▶ **Records contained in a dataset**:
------------------------------------------------

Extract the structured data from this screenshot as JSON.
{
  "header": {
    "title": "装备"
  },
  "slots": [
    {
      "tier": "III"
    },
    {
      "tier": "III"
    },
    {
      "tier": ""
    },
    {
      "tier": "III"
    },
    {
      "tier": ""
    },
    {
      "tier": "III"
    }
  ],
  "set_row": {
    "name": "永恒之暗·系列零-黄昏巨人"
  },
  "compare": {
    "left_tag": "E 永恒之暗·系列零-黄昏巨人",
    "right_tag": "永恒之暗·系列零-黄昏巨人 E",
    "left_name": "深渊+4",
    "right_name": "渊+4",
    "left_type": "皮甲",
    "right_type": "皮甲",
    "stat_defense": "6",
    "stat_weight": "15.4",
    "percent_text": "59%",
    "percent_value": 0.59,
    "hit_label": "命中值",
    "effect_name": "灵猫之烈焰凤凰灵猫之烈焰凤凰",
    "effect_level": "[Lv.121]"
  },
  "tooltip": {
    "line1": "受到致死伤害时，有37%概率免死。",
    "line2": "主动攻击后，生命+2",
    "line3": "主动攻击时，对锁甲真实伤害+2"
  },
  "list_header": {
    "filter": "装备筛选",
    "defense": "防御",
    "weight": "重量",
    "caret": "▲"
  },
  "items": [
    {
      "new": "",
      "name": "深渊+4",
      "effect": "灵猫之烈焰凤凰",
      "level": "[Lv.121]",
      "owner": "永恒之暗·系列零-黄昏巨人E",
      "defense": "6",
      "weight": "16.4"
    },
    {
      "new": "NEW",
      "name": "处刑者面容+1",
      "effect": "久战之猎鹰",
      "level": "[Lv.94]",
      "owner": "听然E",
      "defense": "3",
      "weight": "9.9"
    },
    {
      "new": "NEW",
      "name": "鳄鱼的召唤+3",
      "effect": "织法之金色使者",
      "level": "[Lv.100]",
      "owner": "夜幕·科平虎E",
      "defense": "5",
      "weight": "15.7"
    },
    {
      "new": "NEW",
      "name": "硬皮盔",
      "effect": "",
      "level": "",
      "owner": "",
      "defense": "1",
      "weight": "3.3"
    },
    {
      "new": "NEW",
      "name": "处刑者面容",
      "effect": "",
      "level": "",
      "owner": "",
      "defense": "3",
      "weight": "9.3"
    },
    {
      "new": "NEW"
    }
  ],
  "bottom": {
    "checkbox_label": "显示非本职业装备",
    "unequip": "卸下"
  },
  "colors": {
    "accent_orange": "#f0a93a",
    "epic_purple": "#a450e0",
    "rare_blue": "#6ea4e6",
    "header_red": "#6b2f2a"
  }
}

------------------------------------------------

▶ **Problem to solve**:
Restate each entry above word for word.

▶ **Answer for the task**:
Extract the structured data from this screenshot as JSON.
{
  "header": {
    "title": "装备"
  },
  "slots": [
    {
      "tier": "III"
    },
    {
      "tier": "III"
    },
    {
      "tier": ""
    },
    {
      "tier": "III"
    },
    {
      "tier": ""
    },
    {
      "tier": "III"
    }
  ],
  "set_row": {
    "name": "永恒之暗·系列零-黄昏巨人"
  },
  "compare": {
    "left_tag": "E 永恒之暗·系列零-黄昏巨人",
    "right_tag": "永恒之暗·系列零-黄昏巨人 E",
    "left_name": "深渊+4",
    "right_name": "渊+4",
    "left_type": "皮甲",
    "right_type": "皮甲",
    "stat_defense": "6",
    "stat_weight": "15.4",
    "percent_text": "59%",
    "percent_value": 0.59,
    "hit_label": "命中值",
    "effect_name": "灵猫之烈焰凤凰灵猫之烈焰凤凰",
    "effect_level": "[Lv.121]"
  },
  "tooltip": {
    "line1": "受到致死伤害时，有37%概率免死。",
    "line2": "主动攻击后，生命+2",
    "line3": "主动攻击时，对锁甲真实伤害+2"
  },
  "list_header": {
    "filter": "装备筛选",
    "defense": "防御",
    "weight": "重量",
    "caret": "▲"
  },
  "items": [
    {
      "new": "",
      "name": "深渊+4",
      "effect": "灵猫之烈焰凤凰",
      "level": "[Lv.121]",
      "owner": "永恒之暗·系列零-黄昏巨人E",
      "defense": "6",
      "weight": "16.4"
    },
    {
      "new": "NEW",
      "name": "处刑者面容+1",
      "effect": "久战之猎鹰",
      "level": "[Lv.94]",
      "owner": "听然E",
      "defense": "3",
      "weight": "9.9"
    },
    {
      "new": "NEW",
      "name": "鳄鱼的召唤+3",
      "effect": "织法之金色使者",
      "level": "[Lv.100]",
      "owner": "夜幕·科平虎E",
      "defense": "5",
      "weight": "15.7"
    },
    {
      "new": "NEW",
      "name": "硬皮盔",
      "effect": "",
      "level": "",
      "owner": "",
      "defense": "1",
      "weight": "3.3"
    },
    {
      "new": "NEW",
      "name": "处刑者面容",
      "effect": "",
      "level": "",
      "owner": "",
      "defense": "3",
      "weight": "9.3"
    },
    {
      "new": "NEW"
    }
  ],
  "bottom": {
    "checkbox_label": "显示非本职业装备",
    "unequip": "卸下"
  },
  "colors": {
    "accent_orange": "#f0a93a",
    "epic_purple": "#a450e0",
    "rare_blue": "#6ea4e6",
    "header_red": "#6b2f2a"
  }
}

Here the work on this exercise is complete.